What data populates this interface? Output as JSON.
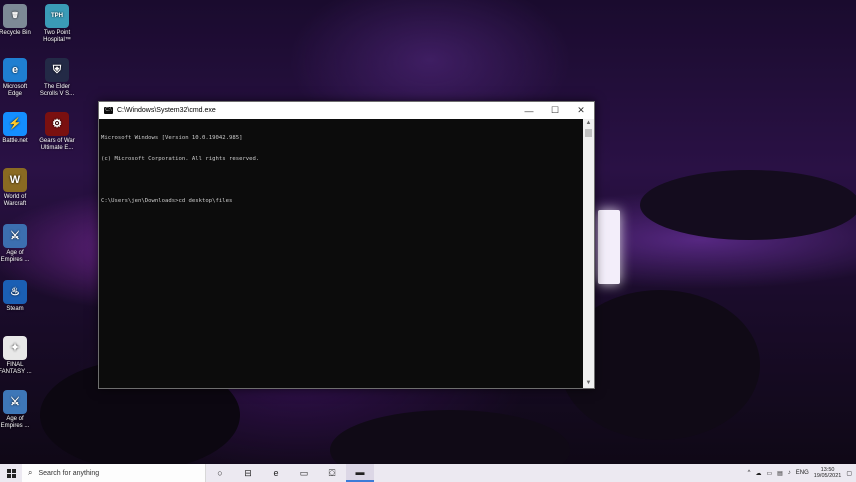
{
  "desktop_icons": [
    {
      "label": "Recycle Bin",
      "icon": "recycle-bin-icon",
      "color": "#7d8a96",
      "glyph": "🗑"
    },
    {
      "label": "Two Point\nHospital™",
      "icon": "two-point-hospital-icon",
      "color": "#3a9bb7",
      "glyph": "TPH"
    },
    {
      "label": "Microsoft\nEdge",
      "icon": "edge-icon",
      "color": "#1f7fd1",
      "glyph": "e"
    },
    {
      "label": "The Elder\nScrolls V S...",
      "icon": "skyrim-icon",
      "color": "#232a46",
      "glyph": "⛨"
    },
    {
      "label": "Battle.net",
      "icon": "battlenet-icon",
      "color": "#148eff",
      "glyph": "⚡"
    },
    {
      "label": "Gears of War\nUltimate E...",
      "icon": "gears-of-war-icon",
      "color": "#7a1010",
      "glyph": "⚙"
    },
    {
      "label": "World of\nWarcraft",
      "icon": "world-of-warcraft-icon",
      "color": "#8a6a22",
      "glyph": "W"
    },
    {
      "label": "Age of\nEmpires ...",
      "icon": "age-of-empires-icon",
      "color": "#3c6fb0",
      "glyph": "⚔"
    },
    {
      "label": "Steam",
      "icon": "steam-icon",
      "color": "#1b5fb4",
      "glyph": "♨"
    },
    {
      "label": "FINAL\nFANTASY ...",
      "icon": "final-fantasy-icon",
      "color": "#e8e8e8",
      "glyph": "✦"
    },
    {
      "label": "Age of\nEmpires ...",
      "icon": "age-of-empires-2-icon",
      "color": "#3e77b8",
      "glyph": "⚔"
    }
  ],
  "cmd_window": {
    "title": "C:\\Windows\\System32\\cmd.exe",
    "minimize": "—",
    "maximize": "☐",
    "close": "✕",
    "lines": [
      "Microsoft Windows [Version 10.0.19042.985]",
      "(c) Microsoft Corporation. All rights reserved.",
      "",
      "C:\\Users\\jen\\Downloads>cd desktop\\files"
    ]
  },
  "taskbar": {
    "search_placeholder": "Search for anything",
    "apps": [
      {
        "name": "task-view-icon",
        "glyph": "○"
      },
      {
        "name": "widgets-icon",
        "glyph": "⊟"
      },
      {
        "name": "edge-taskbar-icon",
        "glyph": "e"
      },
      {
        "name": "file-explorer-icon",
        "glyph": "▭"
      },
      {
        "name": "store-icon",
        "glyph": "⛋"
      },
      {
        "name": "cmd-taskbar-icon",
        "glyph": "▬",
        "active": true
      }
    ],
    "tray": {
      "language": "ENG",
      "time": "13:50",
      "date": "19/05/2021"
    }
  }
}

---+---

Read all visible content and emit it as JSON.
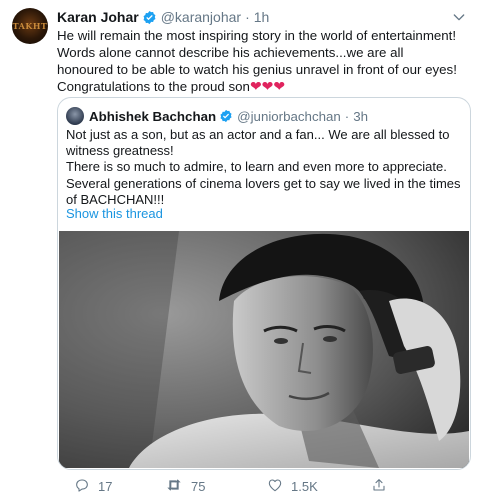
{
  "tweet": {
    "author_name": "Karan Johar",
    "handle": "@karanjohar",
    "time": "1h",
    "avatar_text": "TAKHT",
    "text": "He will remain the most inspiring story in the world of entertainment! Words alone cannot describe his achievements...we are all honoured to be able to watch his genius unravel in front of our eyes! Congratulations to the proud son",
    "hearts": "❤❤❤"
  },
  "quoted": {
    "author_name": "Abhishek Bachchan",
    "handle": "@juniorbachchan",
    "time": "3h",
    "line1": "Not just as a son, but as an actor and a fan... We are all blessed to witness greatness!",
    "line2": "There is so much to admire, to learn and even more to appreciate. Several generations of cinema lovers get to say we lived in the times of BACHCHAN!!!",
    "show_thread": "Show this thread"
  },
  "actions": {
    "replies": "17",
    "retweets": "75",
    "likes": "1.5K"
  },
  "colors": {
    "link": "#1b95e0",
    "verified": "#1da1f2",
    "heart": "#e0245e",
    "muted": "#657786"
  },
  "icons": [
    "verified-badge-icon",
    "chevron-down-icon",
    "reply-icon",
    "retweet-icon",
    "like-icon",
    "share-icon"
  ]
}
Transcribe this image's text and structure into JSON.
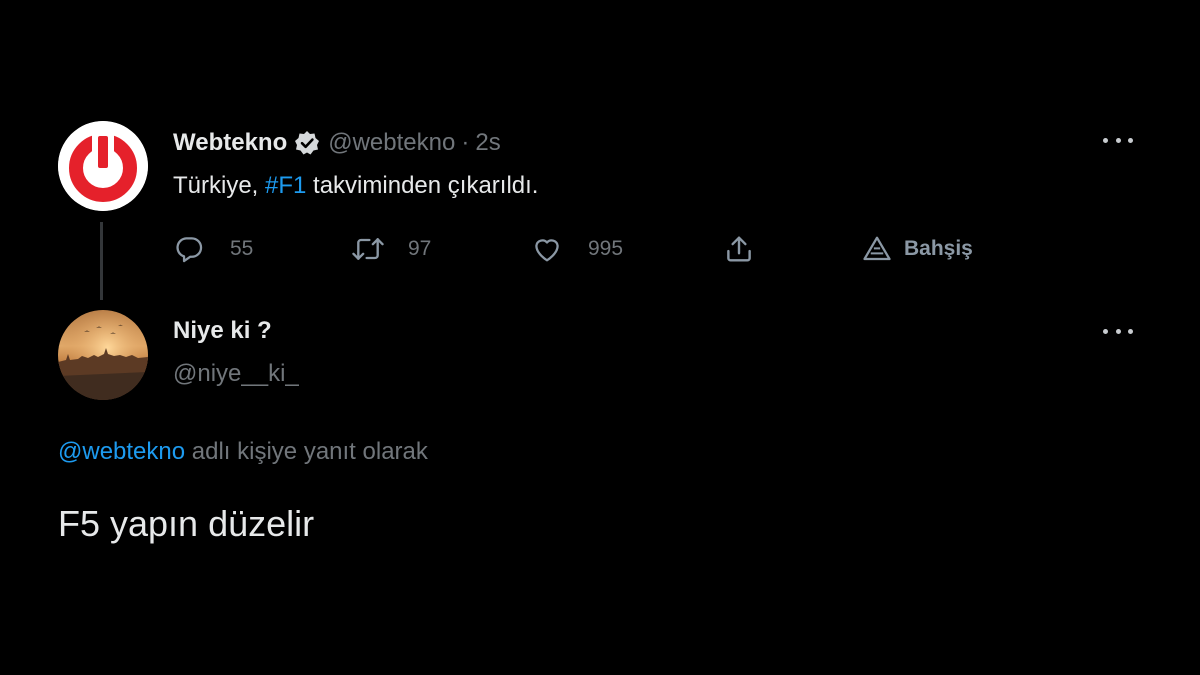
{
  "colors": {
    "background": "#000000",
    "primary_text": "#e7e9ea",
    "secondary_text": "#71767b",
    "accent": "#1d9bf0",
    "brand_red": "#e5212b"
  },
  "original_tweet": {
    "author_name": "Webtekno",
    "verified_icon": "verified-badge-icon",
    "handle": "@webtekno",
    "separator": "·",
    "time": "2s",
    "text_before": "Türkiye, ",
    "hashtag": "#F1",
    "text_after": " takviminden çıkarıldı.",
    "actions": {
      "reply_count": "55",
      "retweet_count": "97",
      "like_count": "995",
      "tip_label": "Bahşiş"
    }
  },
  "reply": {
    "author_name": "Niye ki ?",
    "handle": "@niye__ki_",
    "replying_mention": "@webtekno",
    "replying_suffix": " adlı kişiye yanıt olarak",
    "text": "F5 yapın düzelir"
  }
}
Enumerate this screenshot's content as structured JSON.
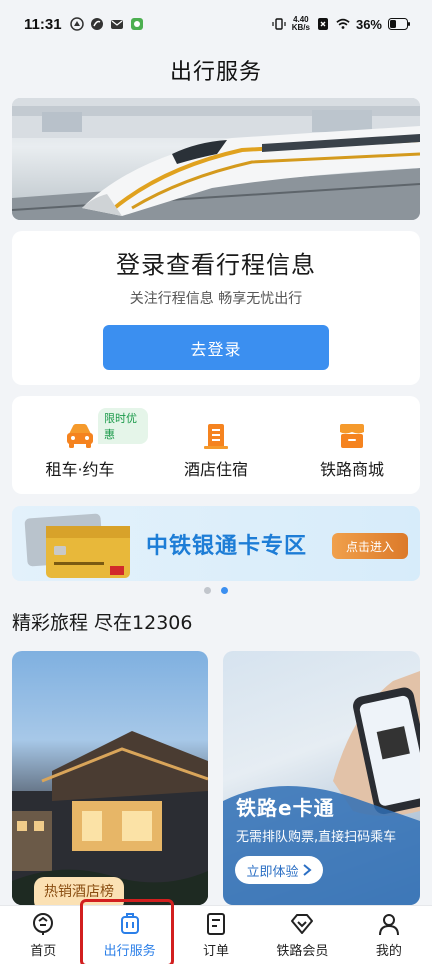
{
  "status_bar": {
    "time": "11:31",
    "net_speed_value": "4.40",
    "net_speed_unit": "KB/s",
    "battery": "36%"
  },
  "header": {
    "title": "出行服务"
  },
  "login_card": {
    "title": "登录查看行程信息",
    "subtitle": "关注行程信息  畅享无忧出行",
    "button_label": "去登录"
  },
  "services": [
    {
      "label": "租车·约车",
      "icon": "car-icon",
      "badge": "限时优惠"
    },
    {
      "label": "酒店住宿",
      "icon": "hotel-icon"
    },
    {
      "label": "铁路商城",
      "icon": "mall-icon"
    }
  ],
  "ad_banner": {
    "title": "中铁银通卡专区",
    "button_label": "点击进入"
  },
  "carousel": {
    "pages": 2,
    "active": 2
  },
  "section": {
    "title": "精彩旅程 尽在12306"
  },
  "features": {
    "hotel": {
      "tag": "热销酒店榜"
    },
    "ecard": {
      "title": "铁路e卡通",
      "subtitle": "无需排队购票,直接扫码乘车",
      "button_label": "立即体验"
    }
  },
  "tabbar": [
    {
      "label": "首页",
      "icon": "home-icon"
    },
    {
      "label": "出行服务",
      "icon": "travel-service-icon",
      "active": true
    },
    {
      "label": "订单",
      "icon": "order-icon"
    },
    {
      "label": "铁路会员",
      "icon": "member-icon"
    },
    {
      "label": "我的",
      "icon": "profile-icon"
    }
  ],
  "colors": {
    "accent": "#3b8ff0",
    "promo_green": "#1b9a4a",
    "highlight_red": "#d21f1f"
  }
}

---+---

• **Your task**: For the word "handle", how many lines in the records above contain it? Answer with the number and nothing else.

• **Completed task**: 4